While in New England, the investigators discover “The Crystal of Chaos” (Peter Gilham with David Conyers), a retelling of the events of Lovecraft’s “The Haunter of the Dark”. Hired by professors of Miskatonic University, the investigator seek out a fabled crystal with origins in Ancient Egypt, but they soon find a far greater evil lurks in an abandoned church in Providence. This scenario originally appeared in Different Worlds issue 34, May/June 1984, and has been expanded and revised in this publication.
“The Return of the Hound” (Glyn White) draws investigators an auction in Yorkshire, in England, where a rare edition of the Necronomicon is going to be sold. The previous owners, the decadent occultists from Lovecraft’s “The Hound”, are dead, as that tale recounts, but what they unearthed in ‘a Holland churchyard’ has grown strong, and has schemes of its own to fulfill. The amount of danger the investigators face is dependent on how determined they are not to let this Necronomicon fall into the wrong hands.
“The Jermyn Horror” (David Conyers) takes place in Britain, beginning in London and then moving to Huntingdon with the investigators seeking a rare edition of Regnum Congo, reputedly to be found in the crumbling estate of the deceased Jermyn family as described in Lovecraft’s “Arthur Jermyn”. The search is imperiled by a creature that a Jermyn brought back from the Congo some three hundred years ago that haunts the mansion seeking a human vessel for its escape.

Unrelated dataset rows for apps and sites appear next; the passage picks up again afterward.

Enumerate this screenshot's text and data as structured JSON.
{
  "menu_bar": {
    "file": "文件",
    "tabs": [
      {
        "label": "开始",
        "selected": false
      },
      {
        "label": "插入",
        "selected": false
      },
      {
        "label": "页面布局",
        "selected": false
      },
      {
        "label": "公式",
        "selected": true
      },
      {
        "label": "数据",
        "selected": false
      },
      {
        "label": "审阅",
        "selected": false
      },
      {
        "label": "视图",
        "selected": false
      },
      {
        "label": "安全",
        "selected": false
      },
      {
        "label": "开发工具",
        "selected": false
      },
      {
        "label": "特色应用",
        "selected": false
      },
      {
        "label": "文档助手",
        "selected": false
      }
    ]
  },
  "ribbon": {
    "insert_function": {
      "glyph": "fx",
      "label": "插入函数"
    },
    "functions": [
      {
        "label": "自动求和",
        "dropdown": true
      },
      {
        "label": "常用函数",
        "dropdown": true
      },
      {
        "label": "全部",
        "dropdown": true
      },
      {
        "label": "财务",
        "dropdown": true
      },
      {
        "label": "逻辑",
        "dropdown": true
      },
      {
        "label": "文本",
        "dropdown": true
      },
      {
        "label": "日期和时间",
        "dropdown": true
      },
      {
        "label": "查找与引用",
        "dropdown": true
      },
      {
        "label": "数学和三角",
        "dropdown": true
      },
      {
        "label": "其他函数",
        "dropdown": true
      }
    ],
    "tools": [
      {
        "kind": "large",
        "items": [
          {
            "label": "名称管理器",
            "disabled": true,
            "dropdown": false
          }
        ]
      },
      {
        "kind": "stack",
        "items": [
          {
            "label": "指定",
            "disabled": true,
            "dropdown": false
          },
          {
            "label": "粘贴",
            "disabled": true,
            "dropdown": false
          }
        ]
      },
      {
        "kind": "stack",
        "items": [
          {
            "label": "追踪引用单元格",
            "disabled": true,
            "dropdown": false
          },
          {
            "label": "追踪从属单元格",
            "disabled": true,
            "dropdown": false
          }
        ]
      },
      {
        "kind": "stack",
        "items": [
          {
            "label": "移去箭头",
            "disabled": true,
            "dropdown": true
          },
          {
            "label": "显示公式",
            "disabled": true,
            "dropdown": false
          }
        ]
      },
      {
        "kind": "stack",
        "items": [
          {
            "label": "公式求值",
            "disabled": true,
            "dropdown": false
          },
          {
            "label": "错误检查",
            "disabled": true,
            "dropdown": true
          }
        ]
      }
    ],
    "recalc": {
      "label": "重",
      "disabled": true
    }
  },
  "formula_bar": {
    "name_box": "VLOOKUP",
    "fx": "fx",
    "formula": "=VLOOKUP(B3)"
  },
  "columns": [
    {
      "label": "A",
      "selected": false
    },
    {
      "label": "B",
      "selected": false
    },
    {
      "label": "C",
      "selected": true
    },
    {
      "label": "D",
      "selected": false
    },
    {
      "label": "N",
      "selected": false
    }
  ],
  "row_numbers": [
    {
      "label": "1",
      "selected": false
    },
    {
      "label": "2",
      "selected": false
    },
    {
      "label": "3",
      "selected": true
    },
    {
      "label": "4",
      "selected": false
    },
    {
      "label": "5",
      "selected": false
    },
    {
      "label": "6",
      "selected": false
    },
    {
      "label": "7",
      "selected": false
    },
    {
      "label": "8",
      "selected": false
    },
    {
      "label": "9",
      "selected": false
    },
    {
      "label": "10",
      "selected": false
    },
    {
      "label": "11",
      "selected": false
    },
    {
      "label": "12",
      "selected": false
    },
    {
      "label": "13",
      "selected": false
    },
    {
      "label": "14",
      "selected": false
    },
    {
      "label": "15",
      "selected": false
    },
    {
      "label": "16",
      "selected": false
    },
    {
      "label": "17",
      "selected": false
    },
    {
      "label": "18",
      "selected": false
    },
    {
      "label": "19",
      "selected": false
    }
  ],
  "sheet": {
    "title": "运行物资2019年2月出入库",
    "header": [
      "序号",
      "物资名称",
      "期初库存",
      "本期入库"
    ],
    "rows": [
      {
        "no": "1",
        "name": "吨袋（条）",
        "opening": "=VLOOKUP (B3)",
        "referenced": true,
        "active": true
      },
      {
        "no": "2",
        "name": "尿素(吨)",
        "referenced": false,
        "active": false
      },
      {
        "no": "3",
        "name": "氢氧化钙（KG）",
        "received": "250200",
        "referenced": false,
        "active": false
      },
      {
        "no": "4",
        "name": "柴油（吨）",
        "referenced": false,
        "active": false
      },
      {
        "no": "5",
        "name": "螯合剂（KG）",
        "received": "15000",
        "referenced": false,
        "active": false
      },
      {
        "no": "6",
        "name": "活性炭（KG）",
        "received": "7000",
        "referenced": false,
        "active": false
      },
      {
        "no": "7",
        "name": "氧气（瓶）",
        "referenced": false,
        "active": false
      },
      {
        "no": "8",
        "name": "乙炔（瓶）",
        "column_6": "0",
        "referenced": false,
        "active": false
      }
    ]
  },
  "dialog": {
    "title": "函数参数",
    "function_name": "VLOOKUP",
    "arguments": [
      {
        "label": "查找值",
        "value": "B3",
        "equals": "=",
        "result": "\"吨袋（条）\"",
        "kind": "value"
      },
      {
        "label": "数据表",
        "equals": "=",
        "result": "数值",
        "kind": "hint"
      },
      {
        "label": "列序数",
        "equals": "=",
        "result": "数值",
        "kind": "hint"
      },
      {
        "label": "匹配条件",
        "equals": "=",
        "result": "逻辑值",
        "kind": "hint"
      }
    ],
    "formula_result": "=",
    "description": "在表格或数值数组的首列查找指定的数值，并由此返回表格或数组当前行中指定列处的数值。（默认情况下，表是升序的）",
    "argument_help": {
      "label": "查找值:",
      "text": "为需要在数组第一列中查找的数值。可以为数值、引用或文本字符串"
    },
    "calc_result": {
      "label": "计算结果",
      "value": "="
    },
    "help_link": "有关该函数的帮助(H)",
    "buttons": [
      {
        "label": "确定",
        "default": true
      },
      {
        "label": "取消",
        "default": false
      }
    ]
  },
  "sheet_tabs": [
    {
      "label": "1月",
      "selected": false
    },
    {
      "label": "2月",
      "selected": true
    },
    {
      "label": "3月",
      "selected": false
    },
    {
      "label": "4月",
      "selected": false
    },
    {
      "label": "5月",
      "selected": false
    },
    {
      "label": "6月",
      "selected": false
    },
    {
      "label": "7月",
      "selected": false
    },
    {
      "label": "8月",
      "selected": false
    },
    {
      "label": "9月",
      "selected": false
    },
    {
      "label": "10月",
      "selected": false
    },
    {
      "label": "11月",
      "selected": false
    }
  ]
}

“Nameless City, Nameless Terrors” (Brian M. Sammons) concludes this collection with an expedition into the heart of Arabia’s Empty Quarter in search of Irem as described in Lovecraft’s “The Nameless City”. This scenario requires investigators to risk their bodies and their minds as, in the midst of the desolate ruins of Irem, the investigators learn something of the nature of the Great Old Ones, and perhaps forestall the rising of Cthulhu from his watery grave.